_WORK TO BE COMPLETED_
The lines to return are those from the line holding "Enumerate this screenshot's" through the last line of the entries below, both included, written exactly and without pictures.
Top of INPUT DATA
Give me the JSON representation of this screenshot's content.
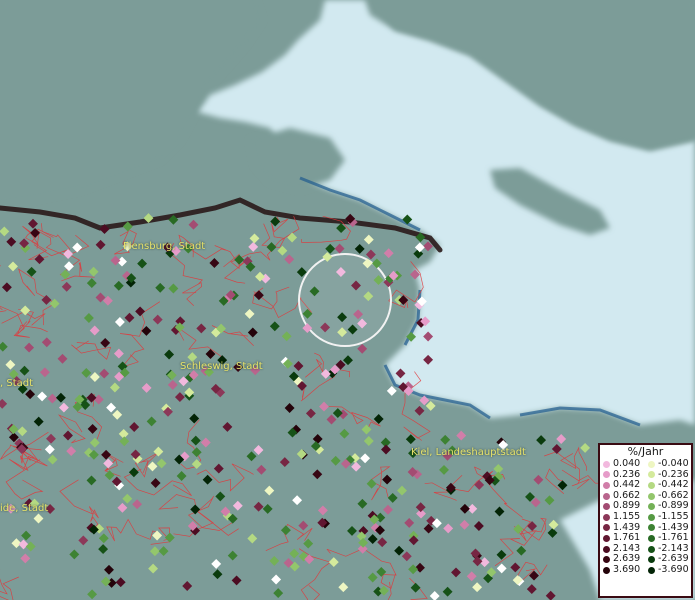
{
  "map": {
    "places": [
      {
        "id": "flensburg",
        "label": "Flensburg, Stadt"
      },
      {
        "id": "schleswig",
        "label": "Schleswig, Stadt"
      },
      {
        "id": "kiel",
        "label": "Kiel, Landeshauptstadt"
      },
      {
        "id": "west1",
        "label": ", Stadt"
      },
      {
        "id": "west2",
        "label": "ide, Stadt"
      }
    ],
    "colors": {
      "land": "#7c9c98",
      "water": "#d2e9f0",
      "border": "#e2373a",
      "place_label": "#e6e26a",
      "frontier": "#2a1a1a"
    }
  },
  "legend": {
    "title": "%/Jahr",
    "positive": [
      {
        "label": "0.040",
        "color": "#f2b9de"
      },
      {
        "label": "0.236",
        "color": "#e69cc9"
      },
      {
        "label": "0.442",
        "color": "#d17ea9"
      },
      {
        "label": "0.662",
        "color": "#b9658d"
      },
      {
        "label": "0.899",
        "color": "#a34c72"
      },
      {
        "label": "1.155",
        "color": "#8c3859"
      },
      {
        "label": "1.439",
        "color": "#772643"
      },
      {
        "label": "1.761",
        "color": "#611631"
      },
      {
        "label": "2.143",
        "color": "#4c0c22"
      },
      {
        "label": "2.639",
        "color": "#370613"
      },
      {
        "label": "3.690",
        "color": "#24030a"
      }
    ],
    "negative": [
      {
        "label": "-0.040",
        "color": "#eef6c2"
      },
      {
        "label": "-0.236",
        "color": "#d4ea9c"
      },
      {
        "label": "-0.442",
        "color": "#b4d982"
      },
      {
        "label": "-0.662",
        "color": "#93c66c"
      },
      {
        "label": "-0.899",
        "color": "#74b157"
      },
      {
        "label": "-1.155",
        "color": "#569a44"
      },
      {
        "label": "-1.439",
        "color": "#3d8233"
      },
      {
        "label": "-1.761",
        "color": "#286a24"
      },
      {
        "label": "-2.143",
        "color": "#165217"
      },
      {
        "label": "-2.639",
        "color": "#0a3b0d"
      },
      {
        "label": "-3.690",
        "color": "#032406"
      }
    ]
  }
}
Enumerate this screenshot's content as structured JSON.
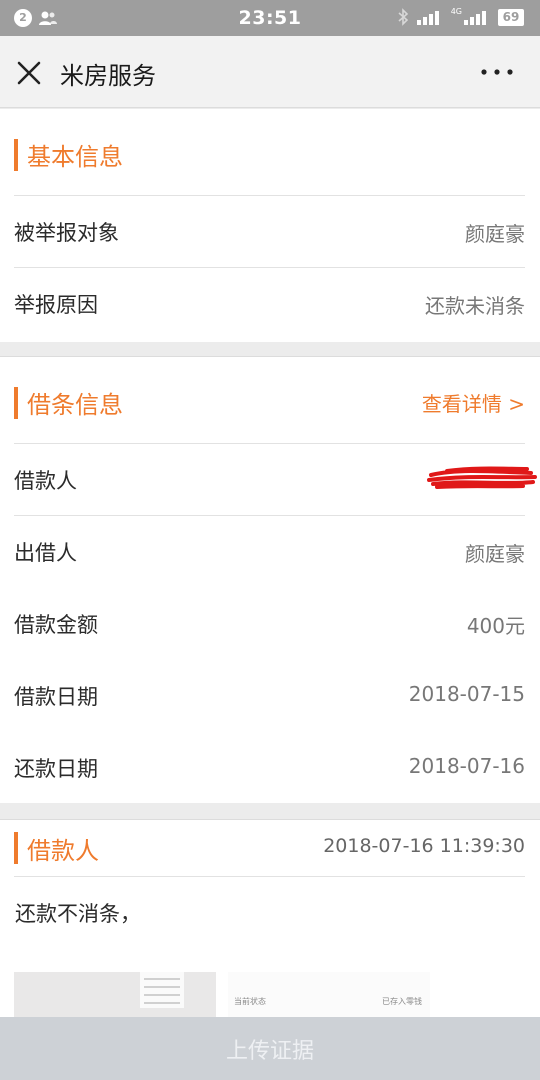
{
  "status_bar": {
    "notification_count": "2",
    "time": "23:51",
    "network_label": "4G",
    "battery": "69"
  },
  "nav": {
    "title": "米房服务",
    "close_icon": "close-icon",
    "more_icon": "more-icon"
  },
  "basic_info": {
    "title": "基本信息",
    "rows": [
      {
        "label": "被举报对象",
        "value": "颜庭豪"
      },
      {
        "label": "举报原因",
        "value": "还款未消条"
      }
    ]
  },
  "loan_info": {
    "title": "借条信息",
    "detail_link": "查看详情 >",
    "rows": [
      {
        "label": "借款人",
        "value": ""
      },
      {
        "label": "出借人",
        "value": "颜庭豪"
      },
      {
        "label": "借款金额",
        "value": "400元"
      },
      {
        "label": "借款日期",
        "value": "2018-07-15"
      },
      {
        "label": "还款日期",
        "value": "2018-07-16"
      }
    ]
  },
  "complaint": {
    "author": "借款人",
    "timestamp": "2018-07-16 11:39:30",
    "text": "还款不消条，",
    "thumb_text": [
      "当前状态",
      "已存入零钱"
    ]
  },
  "upload": {
    "label": "上传证据"
  },
  "colors": {
    "accent": "#ef7b2d",
    "status_bar": "#9e9e9e",
    "upload_disabled": "#cdd1d6",
    "redaction": "#e01818"
  }
}
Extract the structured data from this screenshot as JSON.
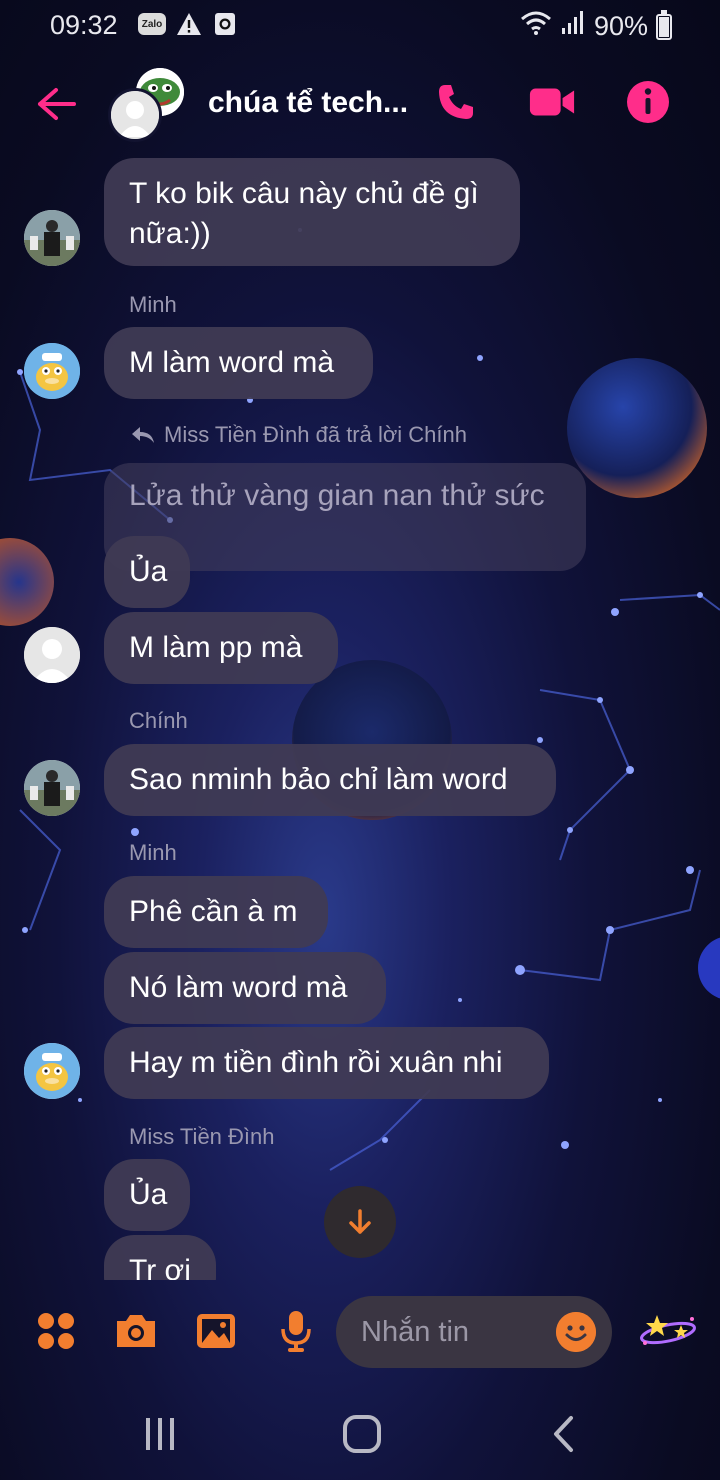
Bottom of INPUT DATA
_WRITTEN REPLY_
Enumerate this screenshot's content as structured JSON.
{
  "status_bar": {
    "notification_count": "2",
    "time": "23:51",
    "network_label": "4G",
    "battery": "69"
  },
  "nav": {
    "title": "米房服务",
    "close_icon": "close-icon",
    "more_icon": "more-icon"
  },
  "basic_info": {
    "title": "基本信息",
    "rows": [
      {
        "label": "被举报对象",
        "value": "颜庭豪"
      },
      {
        "label": "举报原因",
        "value": "还款未消条"
      }
    ]
  },
  "loan_info": {
    "title": "借条信息",
    "detail_link": "查看详情 >",
    "rows": [
      {
        "label": "借款人",
        "value": ""
      },
      {
        "label": "出借人",
        "value": "颜庭豪"
      },
      {
        "label": "借款金额",
        "value": "400元"
      },
      {
        "label": "借款日期",
        "value": "2018-07-15"
      },
      {
        "label": "还款日期",
        "value": "2018-07-16"
      }
    ]
  },
  "complaint": {
    "author": "借款人",
    "timestamp": "2018-07-16 11:39:30",
    "text": "还款不消条，",
    "thumb_text": [
      "当前状态",
      "已存入零钱"
    ]
  },
  "upload": {
    "label": "上传证据"
  },
  "colors": {
    "accent": "#ef7b2d",
    "status_bar": "#9e9e9e",
    "upload_disabled": "#cdd1d6",
    "redaction": "#e01818"
  }
}
Extract the structured data from this screenshot as JSON.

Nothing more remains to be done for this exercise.